Is doing nothing an option ?
Once you know that the dpf is blocked, either because of a dashboard warning or because you removed the dpf's temperature sensor and detected a lot of pressure manually, then I think it's time to weigh up the options.
Doing nothing about it causes problems for the engine. Besides significant fuel consumption, and loss of power and responsiveness (not to mention extra load on the turbo and it's bearings) contamination of the oil is also taking place at a fast rate
Additionally, the crankcase pressure also increases. Vital oil seals around rotating components, for example the crankshaft, keep the oil inside the engine under normal conditions. However, as crankcase pressure increases then oil can be passed by a worn oilseal. if it goes to the outside of the engine it is probably not going to be a problem. but if it manages to find it's way into the clutch bellhousing then the clutch will need to come out. (I'm not saying this has happened to an Alfa, only that it is known that high crankcase pressures will always increase the risk of seal failure)
What are the legal implications ?
Each of the above actions are workable solutions and are unlikely to cause an MOT failure.
I have an MOT due in December which involves a smoke test. I know the inlet is clean, the EGR works properly (and has the official orifice plate fitted) and by visual inspection alone there is no smoke at all after even just a few seconds of running from a cold start. I've run smokier cars which passed the MOT since the introduction of the advanced smoke test so I'm not concerned that I have introduced a reason for MOT failure at this point.
This is my dpf, the earlier uncoupled type which may be different to yours http://www.flickr.com/photos/2849605...in/photostream
on a 159 1.9JTDm (2008). Located roughly below the gearstick. it is suitable for drilling. Later model cars have the dpf closer to the exhaust manifold. I can't speak about that system from the point of view of personal experience.
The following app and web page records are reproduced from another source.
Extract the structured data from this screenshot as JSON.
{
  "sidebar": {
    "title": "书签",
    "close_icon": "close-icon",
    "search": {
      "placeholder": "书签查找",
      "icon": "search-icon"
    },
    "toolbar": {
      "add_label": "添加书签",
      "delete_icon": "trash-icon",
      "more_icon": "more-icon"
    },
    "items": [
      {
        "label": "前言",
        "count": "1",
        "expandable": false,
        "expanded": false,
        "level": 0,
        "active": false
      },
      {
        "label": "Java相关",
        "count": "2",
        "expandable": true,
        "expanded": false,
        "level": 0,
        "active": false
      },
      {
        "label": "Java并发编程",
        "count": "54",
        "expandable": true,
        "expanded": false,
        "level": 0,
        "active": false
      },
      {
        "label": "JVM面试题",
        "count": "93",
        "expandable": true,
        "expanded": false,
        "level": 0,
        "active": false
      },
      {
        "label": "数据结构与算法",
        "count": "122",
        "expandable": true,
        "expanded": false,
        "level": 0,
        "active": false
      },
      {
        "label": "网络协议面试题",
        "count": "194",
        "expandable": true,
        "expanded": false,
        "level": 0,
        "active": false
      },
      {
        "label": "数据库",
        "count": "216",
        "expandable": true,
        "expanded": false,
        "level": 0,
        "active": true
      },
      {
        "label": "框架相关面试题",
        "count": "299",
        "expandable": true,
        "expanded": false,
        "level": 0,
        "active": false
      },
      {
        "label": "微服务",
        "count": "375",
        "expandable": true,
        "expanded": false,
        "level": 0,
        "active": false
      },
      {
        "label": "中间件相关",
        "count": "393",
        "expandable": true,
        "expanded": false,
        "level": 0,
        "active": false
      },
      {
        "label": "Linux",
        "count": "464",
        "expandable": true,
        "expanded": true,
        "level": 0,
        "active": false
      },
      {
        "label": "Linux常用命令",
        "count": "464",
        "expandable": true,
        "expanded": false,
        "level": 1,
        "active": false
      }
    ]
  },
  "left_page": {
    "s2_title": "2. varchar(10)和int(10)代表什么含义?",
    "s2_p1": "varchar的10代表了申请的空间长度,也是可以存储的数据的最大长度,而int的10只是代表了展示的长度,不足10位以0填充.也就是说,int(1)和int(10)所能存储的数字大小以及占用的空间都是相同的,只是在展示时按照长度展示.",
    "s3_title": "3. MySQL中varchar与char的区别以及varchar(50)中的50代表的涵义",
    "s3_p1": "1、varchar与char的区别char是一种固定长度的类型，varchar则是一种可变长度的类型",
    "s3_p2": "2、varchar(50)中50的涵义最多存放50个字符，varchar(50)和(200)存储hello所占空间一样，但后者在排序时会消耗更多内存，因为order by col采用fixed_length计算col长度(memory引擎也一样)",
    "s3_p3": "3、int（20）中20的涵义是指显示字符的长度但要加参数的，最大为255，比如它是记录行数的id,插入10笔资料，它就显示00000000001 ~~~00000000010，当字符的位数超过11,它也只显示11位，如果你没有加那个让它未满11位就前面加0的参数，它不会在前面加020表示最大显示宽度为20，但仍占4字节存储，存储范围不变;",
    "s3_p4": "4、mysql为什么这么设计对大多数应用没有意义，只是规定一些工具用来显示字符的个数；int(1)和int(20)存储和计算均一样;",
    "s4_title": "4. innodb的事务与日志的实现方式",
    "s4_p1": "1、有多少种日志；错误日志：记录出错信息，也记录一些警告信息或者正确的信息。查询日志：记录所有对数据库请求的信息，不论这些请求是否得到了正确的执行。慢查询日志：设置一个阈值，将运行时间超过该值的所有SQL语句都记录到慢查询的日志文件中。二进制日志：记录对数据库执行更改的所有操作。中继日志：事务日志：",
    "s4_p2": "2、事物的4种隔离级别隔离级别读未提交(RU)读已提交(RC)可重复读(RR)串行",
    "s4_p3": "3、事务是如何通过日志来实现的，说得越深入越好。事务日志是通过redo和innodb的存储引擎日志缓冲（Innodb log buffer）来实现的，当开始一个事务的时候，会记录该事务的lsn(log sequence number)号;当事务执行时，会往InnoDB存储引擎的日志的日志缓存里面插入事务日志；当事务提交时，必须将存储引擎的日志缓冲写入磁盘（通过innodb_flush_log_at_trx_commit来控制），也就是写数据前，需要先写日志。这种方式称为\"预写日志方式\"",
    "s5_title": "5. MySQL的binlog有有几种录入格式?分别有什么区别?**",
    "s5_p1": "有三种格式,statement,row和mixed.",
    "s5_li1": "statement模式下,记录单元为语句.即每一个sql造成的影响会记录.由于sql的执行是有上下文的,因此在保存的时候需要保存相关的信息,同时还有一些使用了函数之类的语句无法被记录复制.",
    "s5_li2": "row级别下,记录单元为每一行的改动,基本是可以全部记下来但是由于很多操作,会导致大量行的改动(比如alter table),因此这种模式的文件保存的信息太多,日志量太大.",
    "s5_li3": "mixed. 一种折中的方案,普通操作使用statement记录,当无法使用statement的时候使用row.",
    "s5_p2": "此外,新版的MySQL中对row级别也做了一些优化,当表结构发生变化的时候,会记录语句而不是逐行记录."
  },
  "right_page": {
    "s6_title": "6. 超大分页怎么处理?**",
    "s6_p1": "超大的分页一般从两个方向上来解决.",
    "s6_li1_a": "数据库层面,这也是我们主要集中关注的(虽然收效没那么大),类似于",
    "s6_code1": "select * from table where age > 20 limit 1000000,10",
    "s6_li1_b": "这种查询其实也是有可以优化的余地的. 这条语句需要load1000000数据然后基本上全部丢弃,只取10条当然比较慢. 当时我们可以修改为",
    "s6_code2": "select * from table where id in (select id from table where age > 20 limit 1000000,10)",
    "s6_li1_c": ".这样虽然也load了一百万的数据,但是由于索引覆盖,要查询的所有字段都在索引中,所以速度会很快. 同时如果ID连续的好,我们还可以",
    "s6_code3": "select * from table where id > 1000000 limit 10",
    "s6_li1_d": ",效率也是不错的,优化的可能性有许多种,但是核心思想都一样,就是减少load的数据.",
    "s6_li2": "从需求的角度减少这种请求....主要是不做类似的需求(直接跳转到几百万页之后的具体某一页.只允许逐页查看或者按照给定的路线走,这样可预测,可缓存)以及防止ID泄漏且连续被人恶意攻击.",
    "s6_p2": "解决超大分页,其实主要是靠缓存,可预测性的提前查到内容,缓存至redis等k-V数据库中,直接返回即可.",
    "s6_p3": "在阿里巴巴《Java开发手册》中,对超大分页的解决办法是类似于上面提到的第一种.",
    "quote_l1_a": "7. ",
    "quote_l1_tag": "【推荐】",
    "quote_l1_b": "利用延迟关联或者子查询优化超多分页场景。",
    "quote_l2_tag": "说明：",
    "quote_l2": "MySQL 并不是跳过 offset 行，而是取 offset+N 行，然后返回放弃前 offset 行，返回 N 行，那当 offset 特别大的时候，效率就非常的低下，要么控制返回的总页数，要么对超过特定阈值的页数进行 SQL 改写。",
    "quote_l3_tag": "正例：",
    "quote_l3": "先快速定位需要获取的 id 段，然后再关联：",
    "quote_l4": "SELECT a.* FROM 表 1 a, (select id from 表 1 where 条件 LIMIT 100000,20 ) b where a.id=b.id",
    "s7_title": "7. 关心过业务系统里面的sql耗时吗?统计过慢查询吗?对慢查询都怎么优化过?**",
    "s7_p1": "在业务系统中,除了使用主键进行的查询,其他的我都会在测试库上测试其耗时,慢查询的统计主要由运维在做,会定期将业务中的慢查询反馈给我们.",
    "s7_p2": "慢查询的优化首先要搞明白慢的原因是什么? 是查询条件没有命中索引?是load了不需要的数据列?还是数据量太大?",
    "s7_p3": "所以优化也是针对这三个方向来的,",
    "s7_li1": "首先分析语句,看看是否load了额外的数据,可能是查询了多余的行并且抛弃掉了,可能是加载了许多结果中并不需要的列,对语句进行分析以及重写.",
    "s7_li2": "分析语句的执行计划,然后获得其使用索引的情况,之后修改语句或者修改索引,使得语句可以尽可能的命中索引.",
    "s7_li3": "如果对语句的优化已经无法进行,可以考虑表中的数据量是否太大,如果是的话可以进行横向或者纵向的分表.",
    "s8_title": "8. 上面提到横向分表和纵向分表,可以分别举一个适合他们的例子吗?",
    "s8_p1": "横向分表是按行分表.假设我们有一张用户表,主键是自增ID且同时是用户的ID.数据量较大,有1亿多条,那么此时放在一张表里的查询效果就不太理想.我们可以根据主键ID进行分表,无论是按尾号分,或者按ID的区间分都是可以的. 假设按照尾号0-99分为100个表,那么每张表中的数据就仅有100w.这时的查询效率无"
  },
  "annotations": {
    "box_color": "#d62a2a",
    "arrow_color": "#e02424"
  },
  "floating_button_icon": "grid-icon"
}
There may be information on the web by people who have already tried drilling it through. Initially it seems some sort of ECU defeating circuit needs to be added too.